TASK TO COMPLETE: Your answer is to be every line of the material that includes the string "icon".

PROVIDED DATA:
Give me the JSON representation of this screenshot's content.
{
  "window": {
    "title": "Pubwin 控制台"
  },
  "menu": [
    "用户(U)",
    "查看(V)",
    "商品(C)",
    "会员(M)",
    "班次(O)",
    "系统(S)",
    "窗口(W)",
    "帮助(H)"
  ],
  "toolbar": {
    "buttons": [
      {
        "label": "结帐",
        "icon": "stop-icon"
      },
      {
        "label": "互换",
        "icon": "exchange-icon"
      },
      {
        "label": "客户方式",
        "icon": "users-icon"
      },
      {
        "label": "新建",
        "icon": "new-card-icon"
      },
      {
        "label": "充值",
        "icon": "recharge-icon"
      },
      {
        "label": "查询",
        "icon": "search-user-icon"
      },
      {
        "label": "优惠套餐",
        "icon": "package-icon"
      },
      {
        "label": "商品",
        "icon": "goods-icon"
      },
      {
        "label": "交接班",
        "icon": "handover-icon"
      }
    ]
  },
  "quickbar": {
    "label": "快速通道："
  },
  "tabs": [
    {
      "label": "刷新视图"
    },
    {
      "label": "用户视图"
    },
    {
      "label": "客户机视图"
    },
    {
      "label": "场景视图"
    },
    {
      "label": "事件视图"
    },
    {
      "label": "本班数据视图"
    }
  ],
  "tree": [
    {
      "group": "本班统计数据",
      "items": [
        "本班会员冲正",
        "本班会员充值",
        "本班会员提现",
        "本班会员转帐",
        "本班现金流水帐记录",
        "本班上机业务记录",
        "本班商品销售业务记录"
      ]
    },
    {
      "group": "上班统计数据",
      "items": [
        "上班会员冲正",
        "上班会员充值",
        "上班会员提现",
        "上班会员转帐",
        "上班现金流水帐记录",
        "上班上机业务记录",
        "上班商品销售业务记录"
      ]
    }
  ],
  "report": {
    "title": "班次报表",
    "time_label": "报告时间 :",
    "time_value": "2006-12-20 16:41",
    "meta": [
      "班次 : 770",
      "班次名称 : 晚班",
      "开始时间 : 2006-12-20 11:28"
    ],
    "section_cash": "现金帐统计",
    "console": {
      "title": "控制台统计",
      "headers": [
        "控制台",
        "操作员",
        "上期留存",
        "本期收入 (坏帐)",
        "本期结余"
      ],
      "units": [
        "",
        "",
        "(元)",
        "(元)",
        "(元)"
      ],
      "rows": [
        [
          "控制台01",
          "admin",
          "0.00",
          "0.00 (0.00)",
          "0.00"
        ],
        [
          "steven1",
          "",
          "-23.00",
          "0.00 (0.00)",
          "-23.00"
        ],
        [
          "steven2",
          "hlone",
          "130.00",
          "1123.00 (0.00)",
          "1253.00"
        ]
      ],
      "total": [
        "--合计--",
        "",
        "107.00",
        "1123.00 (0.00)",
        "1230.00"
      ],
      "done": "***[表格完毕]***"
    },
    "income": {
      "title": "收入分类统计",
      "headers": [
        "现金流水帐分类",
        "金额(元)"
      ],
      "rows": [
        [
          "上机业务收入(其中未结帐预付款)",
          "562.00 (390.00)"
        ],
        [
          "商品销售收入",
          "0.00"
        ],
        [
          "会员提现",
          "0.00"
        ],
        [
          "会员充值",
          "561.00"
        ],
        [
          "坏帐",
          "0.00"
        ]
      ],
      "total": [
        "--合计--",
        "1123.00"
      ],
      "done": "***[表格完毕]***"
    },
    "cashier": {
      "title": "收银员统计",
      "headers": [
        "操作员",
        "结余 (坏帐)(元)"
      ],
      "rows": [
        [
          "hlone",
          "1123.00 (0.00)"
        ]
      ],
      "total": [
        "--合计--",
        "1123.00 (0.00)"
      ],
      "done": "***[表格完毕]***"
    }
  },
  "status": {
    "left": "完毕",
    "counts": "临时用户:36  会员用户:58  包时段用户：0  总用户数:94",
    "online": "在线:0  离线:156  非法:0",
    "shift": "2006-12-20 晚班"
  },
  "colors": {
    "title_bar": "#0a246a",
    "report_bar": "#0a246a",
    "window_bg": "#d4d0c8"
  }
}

ANSWER SECTION:
        "icon": "stop-icon"
        "icon": "exchange-icon"
        "icon": "users-icon"
        "icon": "new-card-icon"
        "icon": "recharge-icon"
        "icon": "search-user-icon"
        "icon": "package-icon"
        "icon": "goods-icon"
        "icon": "handover-icon"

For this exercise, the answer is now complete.